___ Material supplied

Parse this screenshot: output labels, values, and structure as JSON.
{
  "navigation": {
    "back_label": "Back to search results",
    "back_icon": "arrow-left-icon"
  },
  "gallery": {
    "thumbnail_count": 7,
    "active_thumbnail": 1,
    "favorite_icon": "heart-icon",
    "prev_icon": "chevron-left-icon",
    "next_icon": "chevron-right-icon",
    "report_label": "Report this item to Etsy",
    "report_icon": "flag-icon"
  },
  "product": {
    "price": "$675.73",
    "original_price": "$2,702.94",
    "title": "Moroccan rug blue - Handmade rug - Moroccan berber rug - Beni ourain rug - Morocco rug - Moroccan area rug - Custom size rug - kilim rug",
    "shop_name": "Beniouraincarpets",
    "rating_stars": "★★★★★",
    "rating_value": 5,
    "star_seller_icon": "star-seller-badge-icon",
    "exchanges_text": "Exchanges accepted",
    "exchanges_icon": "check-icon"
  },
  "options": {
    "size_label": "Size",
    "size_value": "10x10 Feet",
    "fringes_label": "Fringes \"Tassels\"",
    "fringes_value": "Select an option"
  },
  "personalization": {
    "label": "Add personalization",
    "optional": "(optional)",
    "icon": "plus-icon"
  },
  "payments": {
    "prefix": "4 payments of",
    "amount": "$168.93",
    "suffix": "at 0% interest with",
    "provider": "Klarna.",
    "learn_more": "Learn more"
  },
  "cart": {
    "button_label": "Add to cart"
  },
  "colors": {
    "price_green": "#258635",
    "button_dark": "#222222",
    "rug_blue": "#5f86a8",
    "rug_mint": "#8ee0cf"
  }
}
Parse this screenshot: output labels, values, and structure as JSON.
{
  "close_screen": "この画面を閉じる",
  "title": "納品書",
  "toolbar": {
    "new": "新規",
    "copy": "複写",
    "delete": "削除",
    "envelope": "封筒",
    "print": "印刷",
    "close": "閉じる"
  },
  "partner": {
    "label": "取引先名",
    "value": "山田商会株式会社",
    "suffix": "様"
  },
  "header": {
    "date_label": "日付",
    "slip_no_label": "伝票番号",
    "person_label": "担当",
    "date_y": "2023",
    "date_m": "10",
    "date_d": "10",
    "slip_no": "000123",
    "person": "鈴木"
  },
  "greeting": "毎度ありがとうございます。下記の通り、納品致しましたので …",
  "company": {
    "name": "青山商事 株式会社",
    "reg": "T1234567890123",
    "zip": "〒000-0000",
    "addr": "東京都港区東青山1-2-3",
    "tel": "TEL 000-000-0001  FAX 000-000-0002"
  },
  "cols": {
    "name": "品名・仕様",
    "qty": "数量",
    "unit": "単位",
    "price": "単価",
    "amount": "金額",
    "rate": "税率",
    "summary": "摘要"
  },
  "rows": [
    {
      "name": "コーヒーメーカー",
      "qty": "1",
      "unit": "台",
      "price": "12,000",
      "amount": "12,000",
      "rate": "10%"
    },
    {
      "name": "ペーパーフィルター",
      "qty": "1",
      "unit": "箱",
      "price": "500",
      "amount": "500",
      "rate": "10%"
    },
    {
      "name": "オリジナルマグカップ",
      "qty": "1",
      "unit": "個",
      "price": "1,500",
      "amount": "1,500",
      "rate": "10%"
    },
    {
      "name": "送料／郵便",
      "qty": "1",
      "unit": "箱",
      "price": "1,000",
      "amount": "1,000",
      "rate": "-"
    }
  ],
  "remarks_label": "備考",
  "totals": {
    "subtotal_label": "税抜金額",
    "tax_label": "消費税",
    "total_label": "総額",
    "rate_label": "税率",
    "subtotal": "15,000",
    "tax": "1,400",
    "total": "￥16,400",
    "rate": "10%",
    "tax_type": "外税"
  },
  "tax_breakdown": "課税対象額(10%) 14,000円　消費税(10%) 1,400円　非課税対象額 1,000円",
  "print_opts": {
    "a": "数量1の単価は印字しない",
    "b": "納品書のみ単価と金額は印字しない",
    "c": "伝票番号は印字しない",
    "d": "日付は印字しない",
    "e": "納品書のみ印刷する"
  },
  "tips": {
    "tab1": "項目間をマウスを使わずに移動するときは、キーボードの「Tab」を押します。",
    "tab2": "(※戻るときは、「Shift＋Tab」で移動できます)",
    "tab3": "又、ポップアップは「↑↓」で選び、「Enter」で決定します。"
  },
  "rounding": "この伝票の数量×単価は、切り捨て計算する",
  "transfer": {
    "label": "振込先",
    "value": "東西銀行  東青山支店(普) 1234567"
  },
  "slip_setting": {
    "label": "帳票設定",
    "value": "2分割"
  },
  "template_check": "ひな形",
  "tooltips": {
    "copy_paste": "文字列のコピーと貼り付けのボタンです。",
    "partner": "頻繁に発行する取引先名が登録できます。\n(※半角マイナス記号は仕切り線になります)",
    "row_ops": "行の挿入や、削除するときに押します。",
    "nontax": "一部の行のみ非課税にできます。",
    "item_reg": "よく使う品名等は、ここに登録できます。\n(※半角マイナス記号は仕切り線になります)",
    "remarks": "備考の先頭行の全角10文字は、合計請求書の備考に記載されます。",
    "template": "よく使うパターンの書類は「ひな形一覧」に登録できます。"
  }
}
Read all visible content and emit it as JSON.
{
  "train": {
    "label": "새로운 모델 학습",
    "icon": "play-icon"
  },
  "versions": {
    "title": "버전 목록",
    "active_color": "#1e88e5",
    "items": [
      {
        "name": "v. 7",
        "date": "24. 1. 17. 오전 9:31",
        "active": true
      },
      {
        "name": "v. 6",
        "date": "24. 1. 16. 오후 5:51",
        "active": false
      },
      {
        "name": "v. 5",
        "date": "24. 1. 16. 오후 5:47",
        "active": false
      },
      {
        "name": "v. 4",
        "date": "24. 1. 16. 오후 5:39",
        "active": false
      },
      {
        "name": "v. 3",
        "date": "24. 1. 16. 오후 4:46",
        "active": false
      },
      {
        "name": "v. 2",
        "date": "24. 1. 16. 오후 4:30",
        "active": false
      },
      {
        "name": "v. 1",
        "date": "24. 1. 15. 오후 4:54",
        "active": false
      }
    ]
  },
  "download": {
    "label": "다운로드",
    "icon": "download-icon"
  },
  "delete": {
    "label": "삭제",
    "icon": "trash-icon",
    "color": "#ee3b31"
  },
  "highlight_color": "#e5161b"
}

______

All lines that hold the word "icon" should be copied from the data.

> **Answer**
    "back_icon": "arrow-left-icon"
    "favorite_icon": "heart-icon",
    "prev_icon": "chevron-left-icon",
    "next_icon": "chevron-right-icon",
    "report_icon": "flag-icon"
    "star_seller_icon": "star-seller-badge-icon",
    "exchanges_icon": "check-icon"
    "icon": "plus-icon"
    "icon": "play-icon"
    "icon": "download-icon"
    "icon": "trash-icon",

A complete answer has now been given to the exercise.